Groups assert that West Virginia Department of Environmental Protection fails to protect people and the environment
Special to the Appalachian Chronicle
CHARLESTON. W.Va. – Seven local, regional and national groups filed a formal notice on March 17 of intent to sue the U.S. Office of Surface Mining (OSM) for failing to intervene on West Virginia’s lax oversight of mountaintop removal and other destructive surface coal mining – a state program that has, for decades, allowed the coal industry to ravage the environment, putting people at risk and destroy local communities, assert the groups.
The groups on the notice are the Coal River Mountain Watch, the Ohio Valley Environmental Coalition, the West Virginia Highlands Conservancy, the West Virginia Rivers Coalition, the Center for Biological Diversity, the National Wildlife Federation, and the Sierra Club.
According to the groups, the state’s chronically poor oversight has included a persistent failure to conduct inspections meant to protect people and the environment from coal companies that operate outside the law.
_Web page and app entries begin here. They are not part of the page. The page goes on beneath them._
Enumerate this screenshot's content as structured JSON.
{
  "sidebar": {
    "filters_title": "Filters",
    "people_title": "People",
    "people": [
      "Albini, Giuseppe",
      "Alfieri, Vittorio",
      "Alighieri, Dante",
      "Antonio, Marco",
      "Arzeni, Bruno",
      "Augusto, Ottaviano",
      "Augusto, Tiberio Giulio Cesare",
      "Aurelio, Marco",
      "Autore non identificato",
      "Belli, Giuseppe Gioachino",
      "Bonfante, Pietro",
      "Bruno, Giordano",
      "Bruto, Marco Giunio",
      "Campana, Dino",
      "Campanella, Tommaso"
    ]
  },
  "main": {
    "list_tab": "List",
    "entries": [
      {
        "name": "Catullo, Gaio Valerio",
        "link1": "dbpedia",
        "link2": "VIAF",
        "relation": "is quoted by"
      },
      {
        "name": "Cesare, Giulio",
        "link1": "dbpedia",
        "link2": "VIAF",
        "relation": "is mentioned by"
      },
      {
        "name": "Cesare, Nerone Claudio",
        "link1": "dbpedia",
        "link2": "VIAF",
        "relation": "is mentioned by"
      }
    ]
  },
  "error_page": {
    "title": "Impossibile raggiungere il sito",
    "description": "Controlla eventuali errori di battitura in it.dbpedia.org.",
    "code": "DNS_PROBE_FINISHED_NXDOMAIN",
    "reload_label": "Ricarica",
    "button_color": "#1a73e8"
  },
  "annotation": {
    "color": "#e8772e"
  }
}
They claim that out-of-control mountaintop removal coal mining is linked to epidemics of cancer, cardiovascular disease and birth defects in affected communities. West Virginia has also failed to undertake required assessments to ensure lakes, rivers and drinking-water wells aren’t harmed by mountaintop removal mining and other destructive surface coal mining practices.
“Citizens’ groups have been forced to demand federal enforcement because the West Virginia Department of Environmental Protection (DEP) has failed to do its job,” said Vernon Haltom, executive director of Coal River Mountain Watch. “Our communities and health suffer because the state lets the mining industry get away with polluting at will.”
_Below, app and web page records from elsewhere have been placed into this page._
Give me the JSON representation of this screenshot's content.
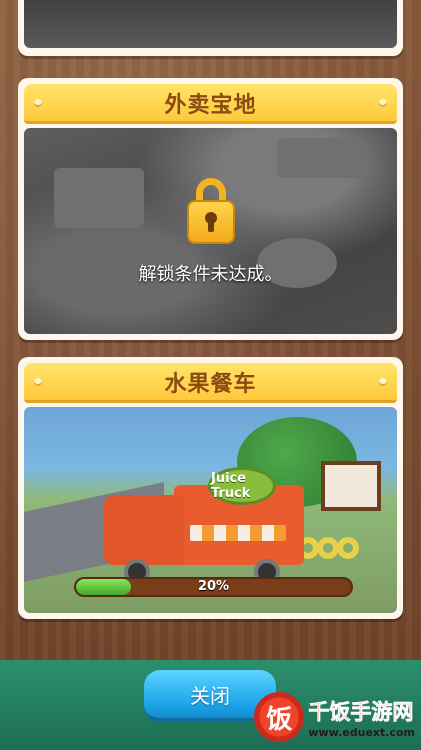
{
  "cards": [
    {
      "title": "",
      "state": "locked"
    },
    {
      "title": "外卖宝地",
      "state": "locked",
      "lock_message": "解锁条件未达成。"
    },
    {
      "title": "水果餐车",
      "state": "unlocked",
      "progress_percent": 20,
      "progress_label": "20%",
      "sign_text": "Juice Truck"
    }
  ],
  "close_button": {
    "label": "关闭"
  },
  "watermark": {
    "logo_char": "饭",
    "name": "千饭手游网",
    "url": "www.eduext.com"
  },
  "colors": {
    "banner": "#ffc93b",
    "button": "#1ea5ea",
    "progress_fill": "#3eaa2a",
    "lock": "#f2a91a"
  }
}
In June 2013, 18 organizations joined a legal petition to the Office of Surface Mining detailing the extensive mining oversight failures of West Virginia’s DEP. The federal agency has acknowledged that five of the claims have merit, but has failed to take action toward promulgating a federal program. Under the federal Surface Mining Control and Reclamation Act, it is required to step in when a state fails to implement, enforce or maintain its program for overseeing surface mining.
“The situation here could not be more urgent,” said Vivian Stockman, project coordinator at the Ohio Valley Environmental Coalition. “Under West Virginia’s program, we’ve seen once vibrant streams die, devastating floods, and loved ones exposed to toxic blasting dust take ill. Mountaintop removal coal mining has destroyed communities and threatens to destroy more. We need OSM to take action now.”
The notice of intent details the state’s failure to complete mandatory inspections evaluating whether a mining operation is complying with the law.
“West Virginia’s watchdog on mountaintop removal coal mining is utterly failing to do its job. During one three month stretch in 2014, the state failed to conduct 171 required inspections,” said Lori Ann Burd, environmental health director at the Center for Biological Diversity. “These chronic failures translate into serious harm on the ground, because without inspections, the people who live in the state have to rely on the mining industry to voluntarily report things like water-quality violations that threaten public health.”